Tuesday, July 31, 2007

Absolute Generality 6: Hellman on ontologies

Hellman's second line of argument against absolutely general quantification rests -- according to the title of Section 4 of his paper -- on the multiplicity of 'factually equivalent ontologies'.

The claim is that 'The same underlying factual situation [can be] described accurately and adequately in ontologically diverse ways. It would be arbitrary and unwarranted to say that just one is "really correct".' What sorts of case does Hellman have in mind? 'Familiar examples cited long ago by Goodman ... and others come from geometry (pure or applied), e.g. a framework with points and lines (say, in the two-dimensional case) vs. a framework with just lines, points being definable as (suitably selected) pairs of intersecting lines.' But hold on, both frameworks agree that there are points and lines. Either way, then, in promiscuously quantifying over absolutely everything, I'll be quantifying over both points and lines. So what's the problem?

Ah, says Hellman, the absolutist must claim that there is one correct answer to the question 'Are there sui generis points, i.e. points which are distinct from pairs of lines or nested volumes, etc., not constructed out of anything else? ... We may not ever know [the answer], but it shows up one way or another in the range of "absolutely everything".' Eh? Why is someone who claims that we can sensibly quantify over everything committed to the quite different claim that issues about what is ontological basic or sui generis have determinate answers? When I say that everything is self-identical (for example), I commit myself inter alia to agreeing that points, whatever they ultimately are, are self-identical and lines, whatever they are, are self-identical. But I just can't see why it is supposed to follow that I'm thereby committing myself to supposing that the ontology game (in the form of raising the question what's really, really fundamental?) is even a game with determinate rules let alone delivers determinate answers.

Hellman offers variants on the points/lines case. He asks us to consider an ontology of space-time regions that doesn't recognize the existence of ordinary objects like books; strictly, instead of saying that there are books over there, we should say that a certain region is "booked", etc. And Hellman's thought is that in this sort of case, 'no entity recognized in the ontology of this theory is literally a book' (contrast the points/lines case, where there are entities available to be identified as points in either ontology). But so what? What has this to do with the question of the possibility of absolutely general quantification over everything?

It has turned out that there are no gods (which was a bit of a surprise in some quarters); so those who thought -- in quantifying over everything that there is -- that they were including gods along with the books and the points and lines would have been mistaken. But the possibility of being mistaken about what exists doesn't in itself undermine the possibility of quantifying over every that exists! Similarly, suppose it turns out that there are wonderfully conclusive arguments for an ontology of space-time regions that makes it false that there are books. That would be more than a bit of surprise! But, playing along with that fantasy, then it would have just turned out that we are as mistaken in thinking -- when we quantify over everything -- that books are included as our ancestors were in thinking that gods were included. That still doesn't undermine the possibility of quantifying over everything.
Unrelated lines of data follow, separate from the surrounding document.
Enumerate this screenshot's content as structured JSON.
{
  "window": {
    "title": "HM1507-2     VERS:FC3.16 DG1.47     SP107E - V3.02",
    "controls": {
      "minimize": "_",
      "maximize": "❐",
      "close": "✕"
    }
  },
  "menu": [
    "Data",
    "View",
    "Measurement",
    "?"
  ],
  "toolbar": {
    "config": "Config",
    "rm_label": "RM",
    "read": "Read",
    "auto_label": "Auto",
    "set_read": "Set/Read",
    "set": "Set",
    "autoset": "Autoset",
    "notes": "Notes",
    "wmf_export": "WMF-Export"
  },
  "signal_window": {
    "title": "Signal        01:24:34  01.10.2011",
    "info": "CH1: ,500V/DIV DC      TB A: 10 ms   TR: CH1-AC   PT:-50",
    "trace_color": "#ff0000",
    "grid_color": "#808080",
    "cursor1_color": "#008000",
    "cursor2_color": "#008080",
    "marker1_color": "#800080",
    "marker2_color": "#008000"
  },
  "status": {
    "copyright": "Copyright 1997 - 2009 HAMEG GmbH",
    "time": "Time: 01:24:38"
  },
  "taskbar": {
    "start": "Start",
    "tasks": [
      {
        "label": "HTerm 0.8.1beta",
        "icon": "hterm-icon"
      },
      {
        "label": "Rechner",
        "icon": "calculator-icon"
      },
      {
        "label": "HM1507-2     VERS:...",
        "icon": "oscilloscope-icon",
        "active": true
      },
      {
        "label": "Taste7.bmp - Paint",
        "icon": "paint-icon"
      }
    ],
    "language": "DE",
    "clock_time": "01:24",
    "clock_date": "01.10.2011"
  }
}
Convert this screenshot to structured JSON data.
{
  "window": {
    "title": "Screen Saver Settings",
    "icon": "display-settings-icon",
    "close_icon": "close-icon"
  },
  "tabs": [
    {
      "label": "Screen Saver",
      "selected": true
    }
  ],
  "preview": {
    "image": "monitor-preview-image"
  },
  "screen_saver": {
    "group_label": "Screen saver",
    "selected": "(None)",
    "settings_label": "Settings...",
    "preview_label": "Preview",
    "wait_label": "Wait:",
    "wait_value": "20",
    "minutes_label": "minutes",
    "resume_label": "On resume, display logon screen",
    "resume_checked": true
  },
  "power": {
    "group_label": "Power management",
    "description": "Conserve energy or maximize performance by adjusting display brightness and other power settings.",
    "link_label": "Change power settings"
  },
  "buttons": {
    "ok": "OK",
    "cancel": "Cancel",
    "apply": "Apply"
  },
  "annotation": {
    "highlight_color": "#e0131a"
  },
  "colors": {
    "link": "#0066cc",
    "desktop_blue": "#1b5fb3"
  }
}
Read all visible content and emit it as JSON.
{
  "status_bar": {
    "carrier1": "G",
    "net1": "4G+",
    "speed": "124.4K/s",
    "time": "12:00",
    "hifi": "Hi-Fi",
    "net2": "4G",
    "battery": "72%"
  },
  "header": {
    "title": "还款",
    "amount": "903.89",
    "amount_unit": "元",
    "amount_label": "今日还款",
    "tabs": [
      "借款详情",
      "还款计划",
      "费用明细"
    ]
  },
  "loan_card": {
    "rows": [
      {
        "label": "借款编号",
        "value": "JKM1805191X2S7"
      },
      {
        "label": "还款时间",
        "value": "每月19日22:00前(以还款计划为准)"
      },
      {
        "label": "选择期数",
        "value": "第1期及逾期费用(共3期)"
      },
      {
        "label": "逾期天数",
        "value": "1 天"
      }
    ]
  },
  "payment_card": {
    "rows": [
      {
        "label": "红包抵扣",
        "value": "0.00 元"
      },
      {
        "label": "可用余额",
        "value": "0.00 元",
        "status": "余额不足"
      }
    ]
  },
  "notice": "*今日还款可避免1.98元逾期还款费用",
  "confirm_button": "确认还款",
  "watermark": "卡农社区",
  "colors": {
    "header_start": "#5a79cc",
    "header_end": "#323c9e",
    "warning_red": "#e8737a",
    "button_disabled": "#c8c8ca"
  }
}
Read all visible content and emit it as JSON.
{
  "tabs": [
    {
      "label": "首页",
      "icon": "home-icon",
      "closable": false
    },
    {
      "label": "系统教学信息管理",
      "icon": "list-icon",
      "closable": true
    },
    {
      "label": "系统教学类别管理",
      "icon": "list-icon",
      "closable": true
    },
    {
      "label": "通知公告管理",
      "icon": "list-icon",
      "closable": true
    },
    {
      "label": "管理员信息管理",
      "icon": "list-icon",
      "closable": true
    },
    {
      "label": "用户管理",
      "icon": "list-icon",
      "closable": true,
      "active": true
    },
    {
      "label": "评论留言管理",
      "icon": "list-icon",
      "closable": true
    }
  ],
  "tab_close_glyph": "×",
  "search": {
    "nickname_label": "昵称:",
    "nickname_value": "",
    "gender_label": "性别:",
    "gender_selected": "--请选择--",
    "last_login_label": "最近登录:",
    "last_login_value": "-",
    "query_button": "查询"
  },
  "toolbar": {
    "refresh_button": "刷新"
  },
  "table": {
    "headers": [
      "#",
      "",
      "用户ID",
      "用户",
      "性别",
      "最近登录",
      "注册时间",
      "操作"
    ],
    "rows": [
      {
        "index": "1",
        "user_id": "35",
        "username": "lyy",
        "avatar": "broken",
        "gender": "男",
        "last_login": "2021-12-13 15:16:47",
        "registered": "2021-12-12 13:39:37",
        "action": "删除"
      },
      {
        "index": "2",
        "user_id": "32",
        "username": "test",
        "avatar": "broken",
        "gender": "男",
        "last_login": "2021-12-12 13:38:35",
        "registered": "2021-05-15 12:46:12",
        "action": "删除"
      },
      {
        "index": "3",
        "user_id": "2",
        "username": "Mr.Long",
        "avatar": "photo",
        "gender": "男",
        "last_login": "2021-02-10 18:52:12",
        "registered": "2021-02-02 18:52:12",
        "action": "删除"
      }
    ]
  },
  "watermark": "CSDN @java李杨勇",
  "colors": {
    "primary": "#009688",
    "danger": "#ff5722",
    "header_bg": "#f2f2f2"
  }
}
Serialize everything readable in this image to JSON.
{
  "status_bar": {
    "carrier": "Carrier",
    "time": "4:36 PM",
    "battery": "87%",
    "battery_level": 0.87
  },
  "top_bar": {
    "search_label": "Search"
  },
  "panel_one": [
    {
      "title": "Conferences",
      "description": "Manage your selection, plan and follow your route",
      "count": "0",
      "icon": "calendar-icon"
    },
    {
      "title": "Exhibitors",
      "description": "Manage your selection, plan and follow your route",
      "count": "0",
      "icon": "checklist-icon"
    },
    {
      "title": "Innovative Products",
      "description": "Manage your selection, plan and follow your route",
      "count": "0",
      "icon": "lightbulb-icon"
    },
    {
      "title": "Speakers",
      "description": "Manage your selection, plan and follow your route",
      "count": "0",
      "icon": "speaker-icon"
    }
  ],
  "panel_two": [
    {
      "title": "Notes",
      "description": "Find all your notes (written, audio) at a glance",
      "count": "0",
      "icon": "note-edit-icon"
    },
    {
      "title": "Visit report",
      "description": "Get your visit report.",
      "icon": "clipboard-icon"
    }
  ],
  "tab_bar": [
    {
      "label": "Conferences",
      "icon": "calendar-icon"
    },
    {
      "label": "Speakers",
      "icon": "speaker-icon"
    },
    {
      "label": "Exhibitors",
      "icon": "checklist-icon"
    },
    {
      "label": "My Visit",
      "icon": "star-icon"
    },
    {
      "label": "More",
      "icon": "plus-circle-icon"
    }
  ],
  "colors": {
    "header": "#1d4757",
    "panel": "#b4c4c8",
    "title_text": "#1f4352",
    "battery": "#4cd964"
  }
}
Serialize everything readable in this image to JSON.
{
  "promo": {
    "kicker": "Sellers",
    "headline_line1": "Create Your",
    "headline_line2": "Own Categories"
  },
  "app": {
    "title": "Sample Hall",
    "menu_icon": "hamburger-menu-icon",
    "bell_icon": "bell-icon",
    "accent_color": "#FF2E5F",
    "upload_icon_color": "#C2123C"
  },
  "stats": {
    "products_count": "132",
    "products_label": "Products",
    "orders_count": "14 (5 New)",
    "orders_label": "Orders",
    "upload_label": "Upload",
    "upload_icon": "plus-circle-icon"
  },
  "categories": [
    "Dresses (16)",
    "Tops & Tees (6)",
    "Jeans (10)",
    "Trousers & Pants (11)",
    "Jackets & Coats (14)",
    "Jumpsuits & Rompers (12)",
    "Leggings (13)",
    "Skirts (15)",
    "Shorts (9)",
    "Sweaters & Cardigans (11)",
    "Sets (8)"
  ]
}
So, in short, I can't see that Hellman's arguments in Section 4 of his paper have any force as they stand. He just seems to be running together issues about quantifying over 'what exists absolutely, "in Reality"' (his phrase) with the question about whether we can quantify over absolutely everything that exists.


Enigman said...

I don't really know, but I've just read McGee's paper (that's the paper that should have been first in the book, I think) and he begins by observing why truth is important... So it occurs to me that we might have to hold onto such truths as (e.g.) that his paper is in Absolute Generality. Even if there are no books objectively out there, but only particles, we would still want to quantify over books (and people etc.), we would still want to count them as things (of some fuzzy sort perhaps). But they would not be in the range of the quantifiers, since (the common view is that) they range only over all things that really exist objectively. (Having said that, I don't see why that would be a problem for the absolutist.)

Enigman said...

(Having slept on it, I've posted my (nearly coherent?) thoughts about a possible problem for the absolutist on my blog.)